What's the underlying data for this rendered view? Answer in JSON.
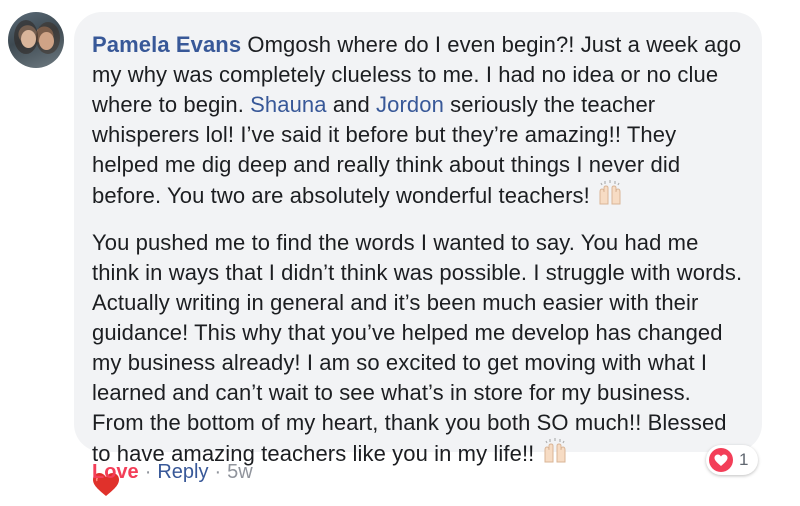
{
  "comment": {
    "author": "Pamela Evans",
    "paragraph1": {
      "intro": " Omgosh where do I even begin?! Just a week ago my why was completely clueless to me. I had no idea or no clue where to begin. ",
      "mention1": "Shauna",
      "and": " and ",
      "mention2": "Jordon",
      "rest": " seriously the teacher whisperers lol! I’ve said it before but they’re amazing!! They helped me dig deep and really think about things I never did before. You two are absolutely wonderful teachers! "
    },
    "paragraph2": {
      "text": "You pushed me to find the words I wanted to say. You had me think in ways that I didn’t think was possible. I struggle with words. Actually writing in general and it’s been much easier with their guidance! This why that you’ve helped me develop has changed my business already! I am so excited to get moving with what I learned and can’t wait to see what’s in store for my business. From the bottom of my heart, thank you both SO much!! Blessed to have amazing teachers like you in my life!! "
    },
    "emoji": {
      "praise": "raised-hands-icon",
      "heart": "red-heart-icon"
    }
  },
  "actions": {
    "love": "Love",
    "separator": "·",
    "reply": "Reply",
    "time": "5w"
  },
  "reactions": {
    "icon": "love-reaction-icon",
    "count": "1"
  },
  "colors": {
    "bubble": "#f2f3f5",
    "link": "#385898",
    "love": "#f33e58",
    "meta": "#90949c"
  }
}
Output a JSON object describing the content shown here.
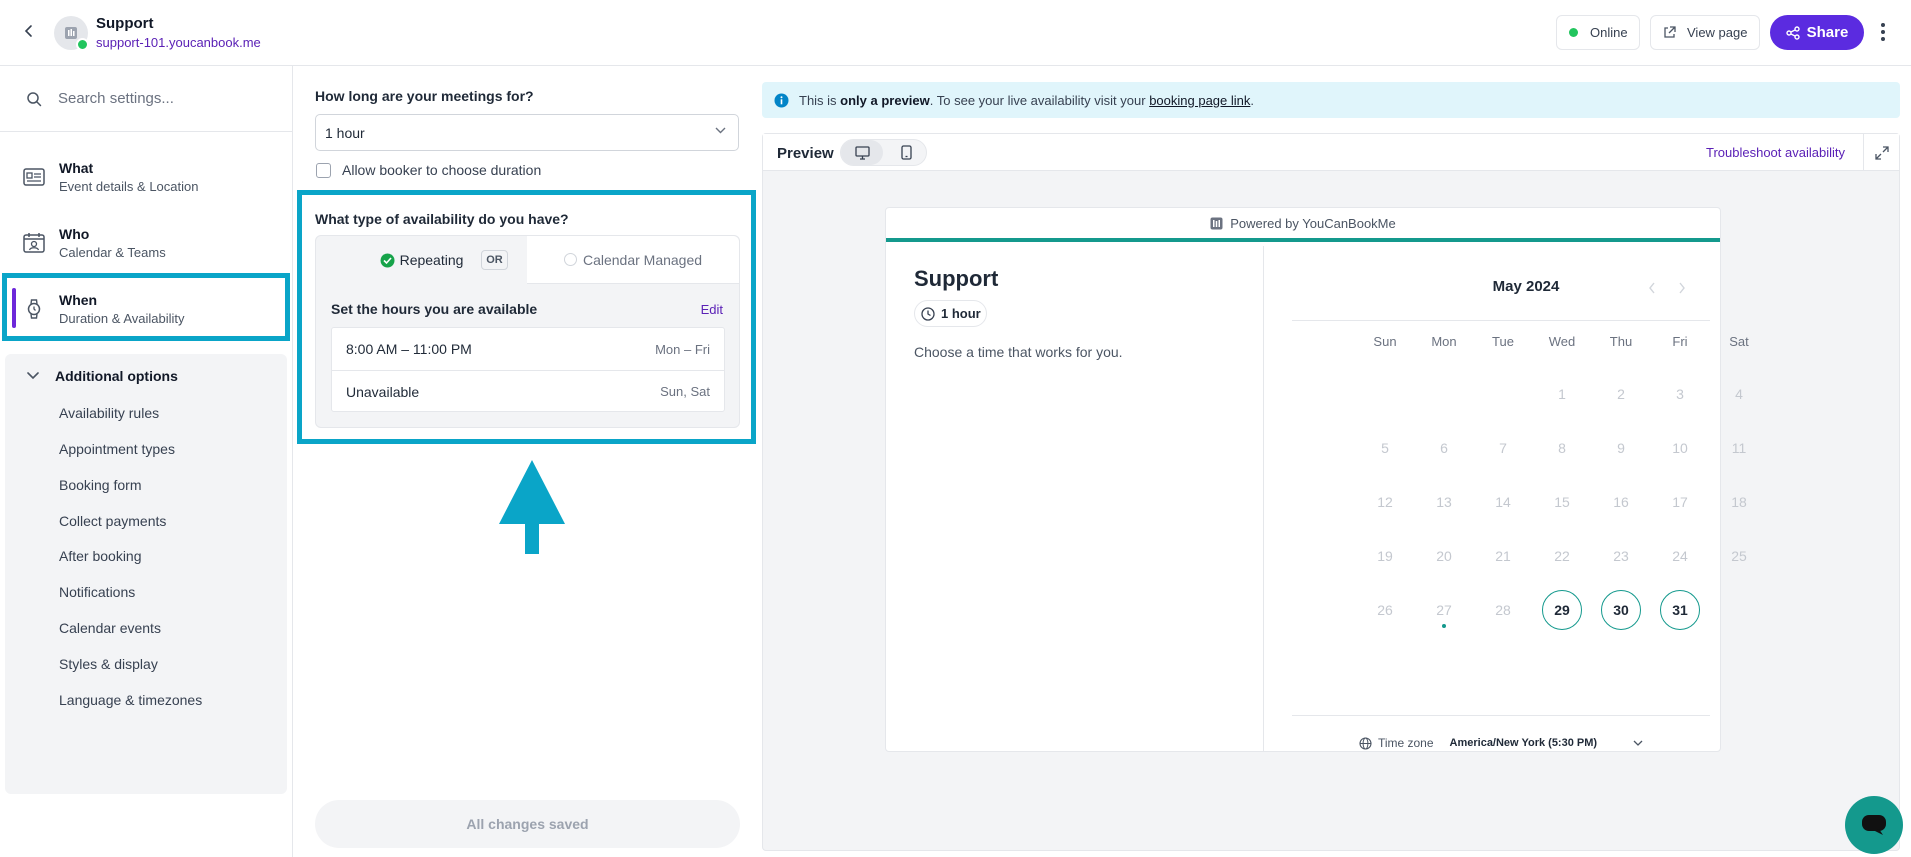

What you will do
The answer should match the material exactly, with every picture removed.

Your solution
What's the underlying data for this rendered view? Answer in JSON.
{
  "comment": {
    "author": "Pamela Evans",
    "paragraph1": {
      "intro": " Omgosh where do I even begin?! Just a week ago my why was completely clueless to me. I had no idea or no clue where to begin. ",
      "mention1": "Shauna",
      "and": " and ",
      "mention2": "Jordon",
      "rest": " seriously the teacher whisperers lol! I’ve said it before but they’re amazing!! They helped me dig deep and really think about things I never did before. You two are absolutely wonderful teachers! "
    },
    "paragraph2": {
      "text": "You pushed me to find the words I wanted to say. You had me think in ways that I didn’t think was possible. I struggle with words. Actually writing in general and it’s been much easier with their guidance! This why that you’ve helped me develop has changed my business already! I am so excited to get moving with what I learned and can’t wait to see what’s in store for my business. From the bottom of my heart, thank you both SO much!! Blessed to have amazing teachers like you in my life!! "
    },
    "emoji": {
      "praise": "raised-hands-icon",
      "heart": "red-heart-icon"
    }
  },
  "actions": {
    "love": "Love",
    "separator": "·",
    "reply": "Reply",
    "time": "5w"
  },
  "reactions": {
    "icon": "love-reaction-icon",
    "count": "1"
  },
  "colors": {
    "bubble": "#f2f3f5",
    "link": "#385898",
    "love": "#f33e58",
    "meta": "#90949c"
  }
}
Output a JSON object describing the content shown here.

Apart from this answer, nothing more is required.